The best way to implement Google Analytics on a Shopify site

How to add Google Analytics to a Shopify Website

Correctly implementing Google Analytics is critical to the optimisation of any website. Without it, you cannot be sure what to improve, and where. In this article HammaJack Co-founder, Jacob Moran, outlines the best way to implement Google Analytics on a Shopify website.

About the Shopify Cart

If a brand is using Shopify it’s a fairly reasonable assumption that they are selling something online, mostly because this is what Shopify does.

Shopify is a great platform. Its simplicity means you can think of a product one day and start selling it online the next. However, with this simplicity comes some restrictions.

One of these restrictions is that Shopify has some pretty strict rules about the checkout (E-Commerce) functionality on its sites. One of these rules is that, unless you are a Shopify Plus customer, you cannot edit the checkout pages of the site.

This may sound like a limitation, but it’s one of the many things that makes Shopify so easy to use, and essentially unbreakable - plus it’s one of the many reasons I prefer it over more open CMs like WordPress

However, because of this rule, the normal ways of injecting Google Analytics (directly as a code injection or through Google Tag Manager) are not options if you want to track your revenue and product performance… which of course, you do.

Implementing Google Analytics on a Shopify Website

With that being said, using the inbuilt Shopify Google Analytics integration is your only option.

To use this integration, all you need to do is;

  1. In Shopify navigate to Online Store > Preferences

  2. Enter your UAID from Google Analytics

  3. Check “Use Enhanced Ecommerce”

  4. Save

  5. Enable your Google Analytics view to accept Ecommerce data

How to implement Google Analytics on Shopify Plus

So what about if you’re a Shopify Plus customer? Well, in that case the world is your oyster and you can, and should, be looking at far more advanced tracking solutions. I’d suggest starting with a Measurement Plan and then figuring out your tracking strategy.

Using Google Tag Manager with Shopify

What about if you want to use Google Tag Manager to improve your tracking? 

Whilst the Shopify code restrictions do make Google Tag Manager impossible to use on the cart pages (on non-Shopify Pro stores), this doesn’t mean you shouldn’t use it on your non-cart pages to track everything else you might want to track. At HammaJack, we use Google Tag Manager to track super important metrics like video views, heatmapping and newsletter signups. There is nothing stopping you from doing the same.

Most important point

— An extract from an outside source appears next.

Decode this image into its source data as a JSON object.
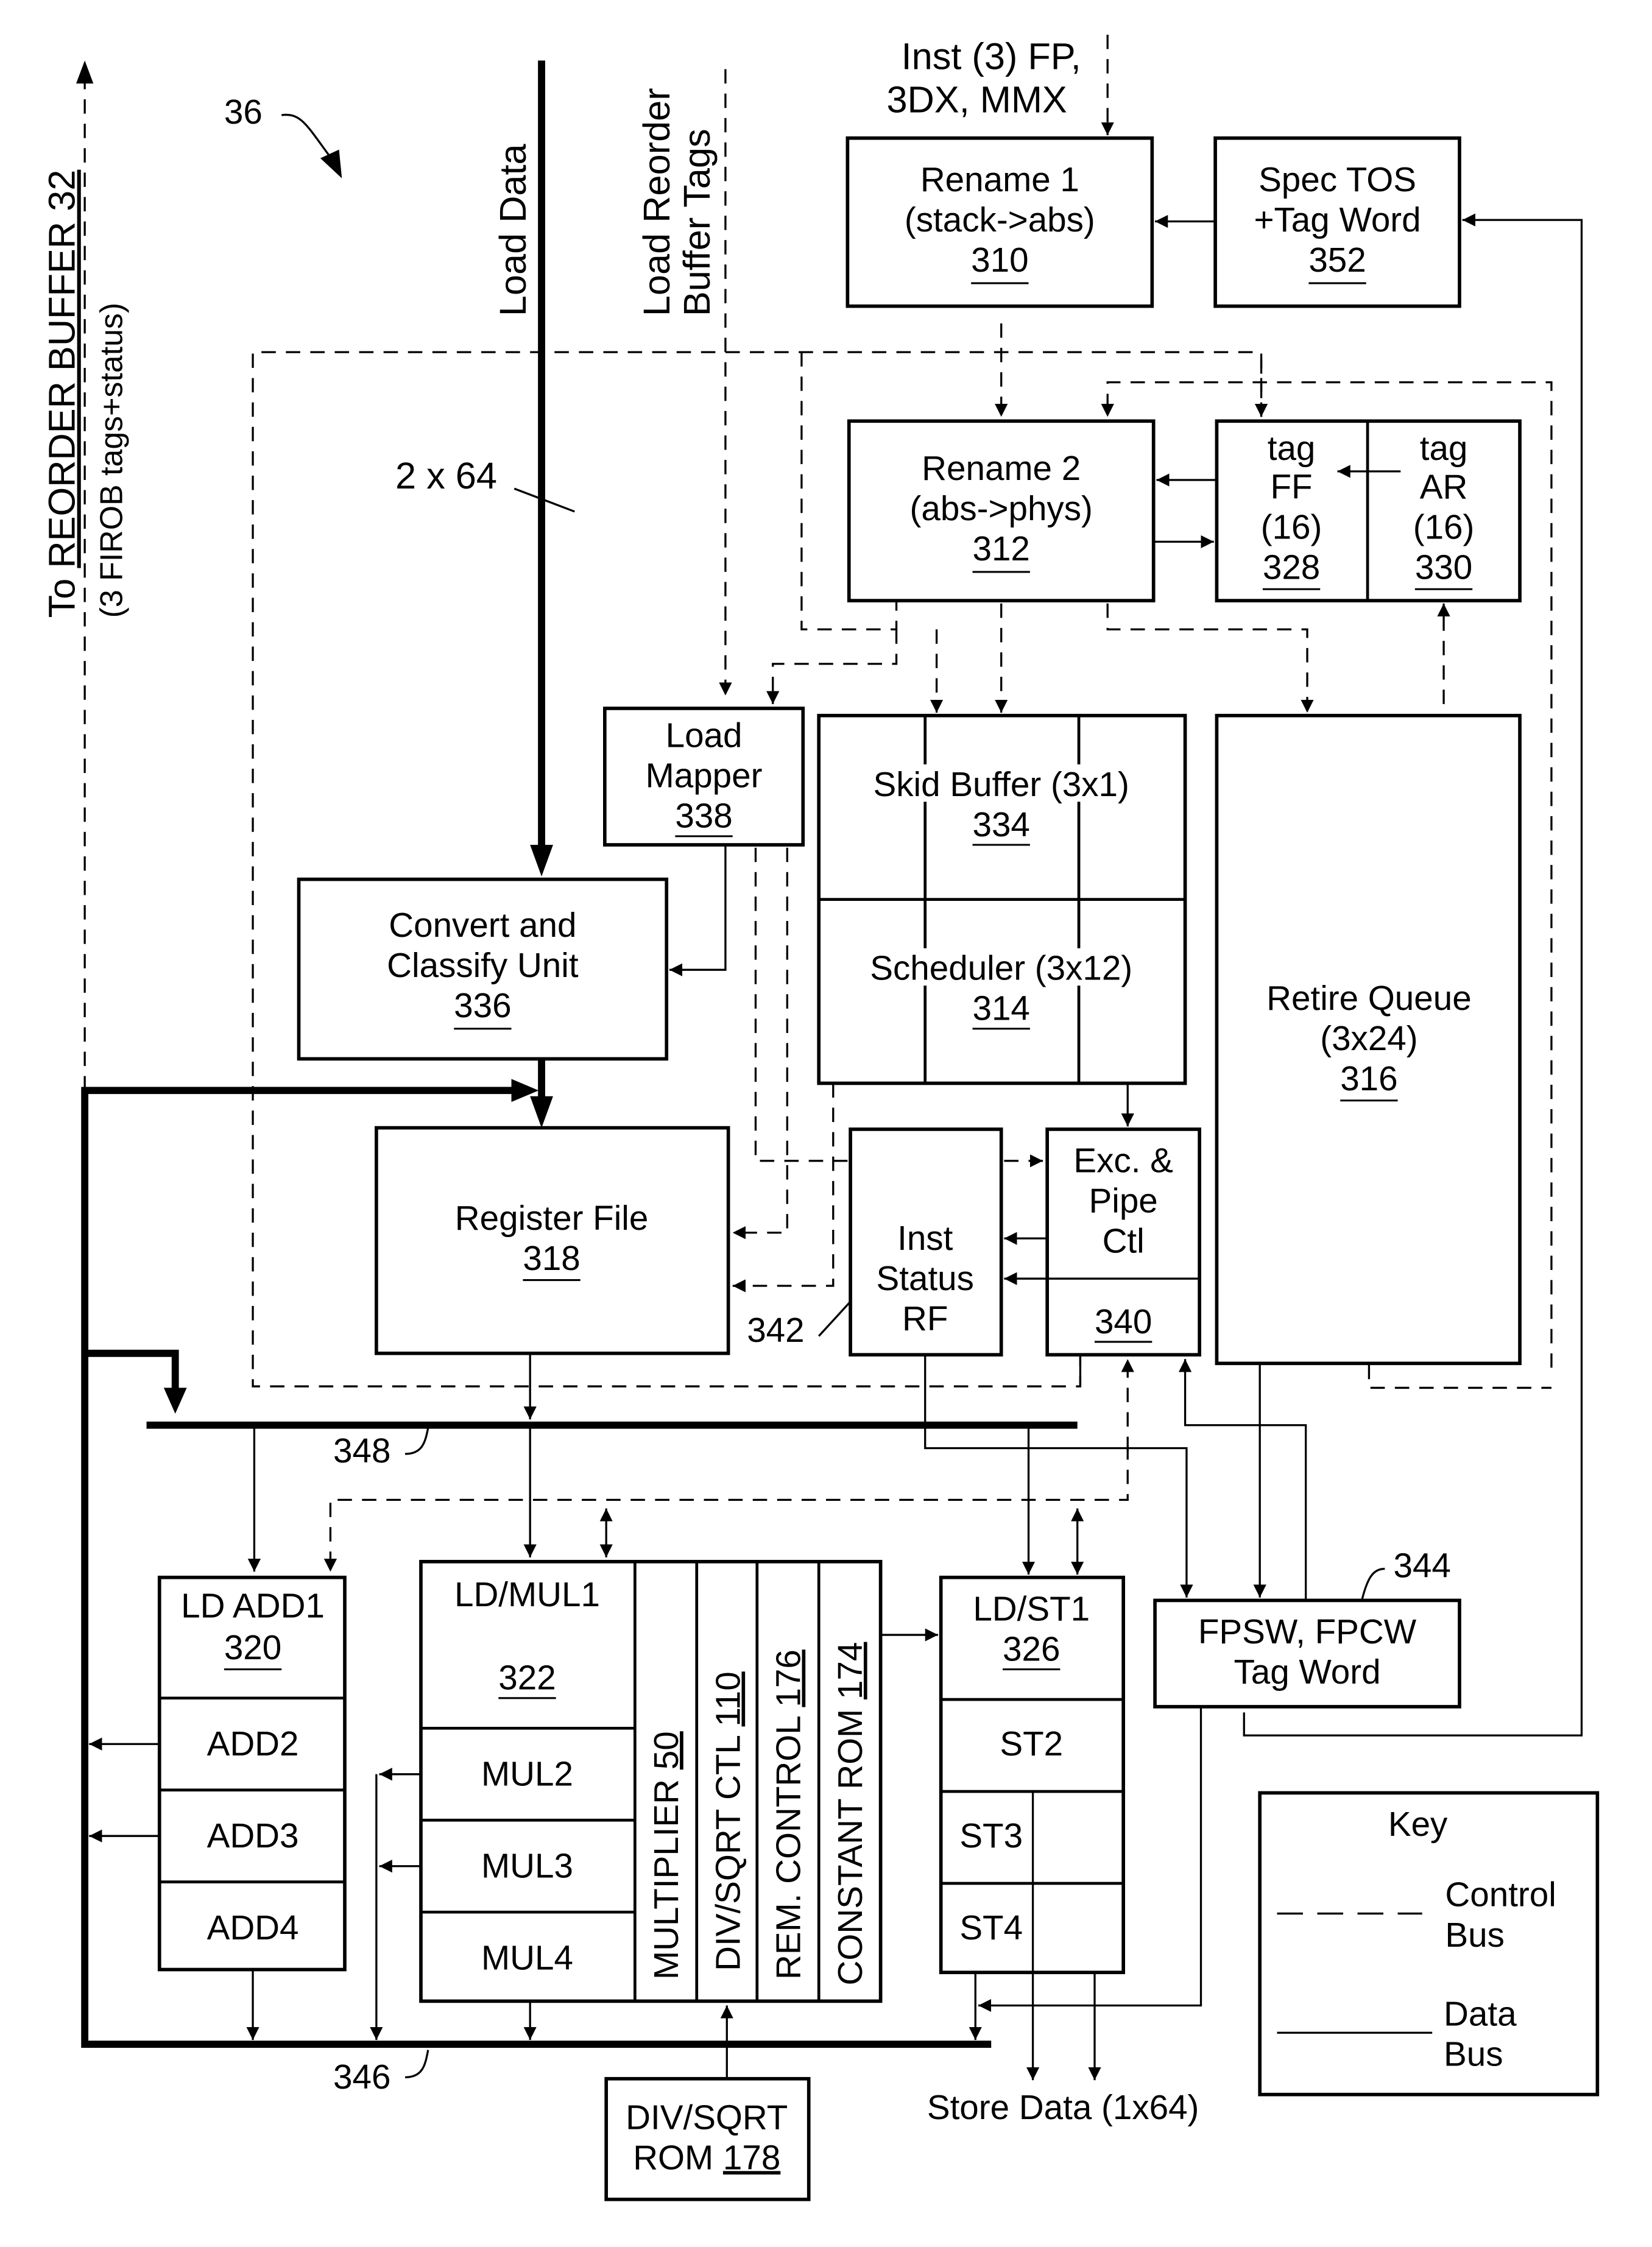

When picking a tracking implementation for your website, be realistic about what you need and what you don’t. The simple level of tracking will suit most cases, however, if you’re a digital-first business you should look into using an advanced installation, as this is by far the most beneficial and insightful for you.

Jacob Moran